Horse Sense #126
Solid State Drives (SSDs) Become Mainstream
While phones, cameras, USB sticks, networking equipment, and PC system BIOSes have been using solid state storage technology for years, this memory did not have the speed, low cost, capacity, or reliability needed to replace hard disk drives (HDDs). Times have changed. While the largest HDDs now cost 3-5 cents a gigabyte (GB), the largest desktop grade Solid State Drives (SSDs) cost 30-50 cents/GB. Most people do not need that much storage. The smallest HDDs and SDDs on the market sell for nearly identical prices. Though low end SSDs will be of a much smaller capacity than low end HDDs, if you will never use the extra capacity of the HDDs, the SSDs will be much better buys because of their "instant on" capability and much faster speeds. You will spend a lot less time waiting for your storage to supply information your processor needs, improving your productivity markedly. According to a study conducted by J. Gold Associates for Intel, the Return On Investment (ROI) on SSDs ranges from 98 percent over three years to 246 percent over five years versus HDDs.

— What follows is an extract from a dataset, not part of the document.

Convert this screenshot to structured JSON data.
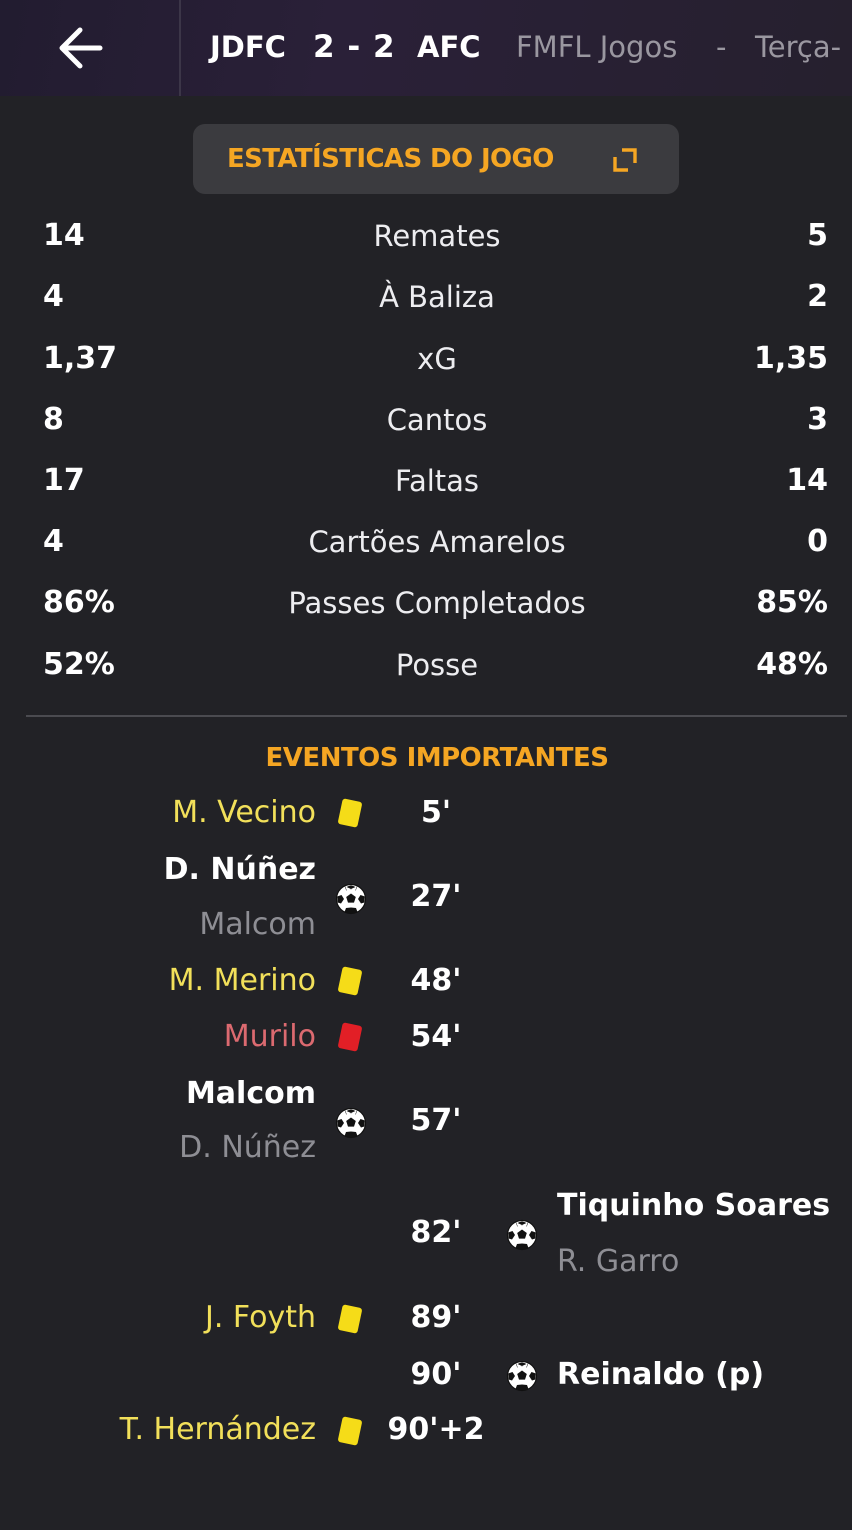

Why SSDs have a high ROI:
(1) SSDs are reliable. Since there are no moving parts, there is zero risk of mechanical failure, and much less risk of shock, vibration, heat, or cold damaging your data compared to HDDs. SSDs have a mean time between failure (a manufacturer estimate of when a device might fail based on standardized tests) of 1.2-2 million or more hours versus 0.3-0.75 million hours HDDs. Enterprise SSDs often have features normal hard drives cannot match, like an on disk power backup that allows them to complete writing data when the power fails. SSDs also tend to run cooler, produce zero vibration, and can withstand higher temperatures than HDDs.
SSDs have a limited write capacity, but it is better than HDDs! Seagate just released a 6TB server HDD rated for 550 terabytes (TB) of writes annually or an average of 1.5TB/day or 1/4 of the disk per day. SSDs for servers are designed to write the entire capacity of the disk tens to hundreds of times a day.
(2) SSDs are much faster. Responding to requests spread all over a hard disk takes a lot of time positioning the recording head. SSDs do not have to physically move anything. They can perform input/output (read/write) operations hundreds to many thousands of times faster than HDDs. Once the SSD finds the information, it can also deliver it many times faster than HDDs. You need an SSD to take advantage of the power of modern processors.
(3) SSDs tend to consume far less power and generate less heat than HDDs, so they are better suited to provide storage for portable, battery, or solar powered equipment. Low power draw and heat production also means lower energy costs. SSDs tolerate the heat, cold, shock, altitude, and vibration of harsh environments better than HDDs.
(4) SSDs require less maintenance effort. HDD read and write performance depends on where the information is written on the platter and how fast the read head can get to it and read the information. HDDs should be regularly defragmented to improve performance. In high performance environments, it is necessary to gang many HDDs together in RAID arrays and concentrate data on the outer edges of the drive where the read and write speed is quicker to speed up data access. SSDs can access any area with equal speed and much more quickly than HDDs, so they do not need to be defragmented, do not need to sacrifice capacity for speed, and do not require RAID to increase read or write speed.
Unlike HDDs, full drive encryption in SSDs is common. Rather than taking the difficult, time consuming, wasteful, and expensive steps of overwriting the entire drive or physically destroying the drive as you would with a normal HDD, you merely need to delete the decryption key and no one can read the data. If you want to, you can then reuse the drive easily without fear of valuable information leaking out. Because SSDs are so fast, maintenance operations like disk formats, system loads, software upgrades, etcetera take much less time.
(5) SSDs make no noise. Many thin and light devices using SSDs can eliminate fans as well since SSDs generate less heat and tolerate heat and cold well.
No Technology is Perfect
No technology is perfect, however. Data recovery is much harder to perform on a SSD. SSDs are still prone to system glitches overwriting the wrong area or users deleting files they should not. SSDs are more likely to employ full drive encryption in hardware. Forget the decryption key and your data is gone. SSDs have to clear memory before they can write to it and wear leveling and performance enhancements like erasing areas before they are needed (with a TRIM command) make data written to SSDs much harder to recover. Lastly, data recovery providers are just beginning to understand how to deal with SSDs.
The moral? Have a good backup. Of course, everyone knows that, so why do data recovery services do so much business? Most likely, people were not doing the backups. Or, they thought they were doing them, but no one ever checked to see if they were good and they were not. Or the backup that was being done actually did not back up the data that they now need. Or ....
Are you wasting productivity waiting for something to happen? When was the last time you made sure you could restore easily and correctly? When was the last time checked to see if your storage and backup made good sense? If these questions make you nervous, it is time to call us. At worst, you find a problem you can work around. At best, you get reassurance you are doing well!
©2015 Tony Stirk, Iron Horse email@example.com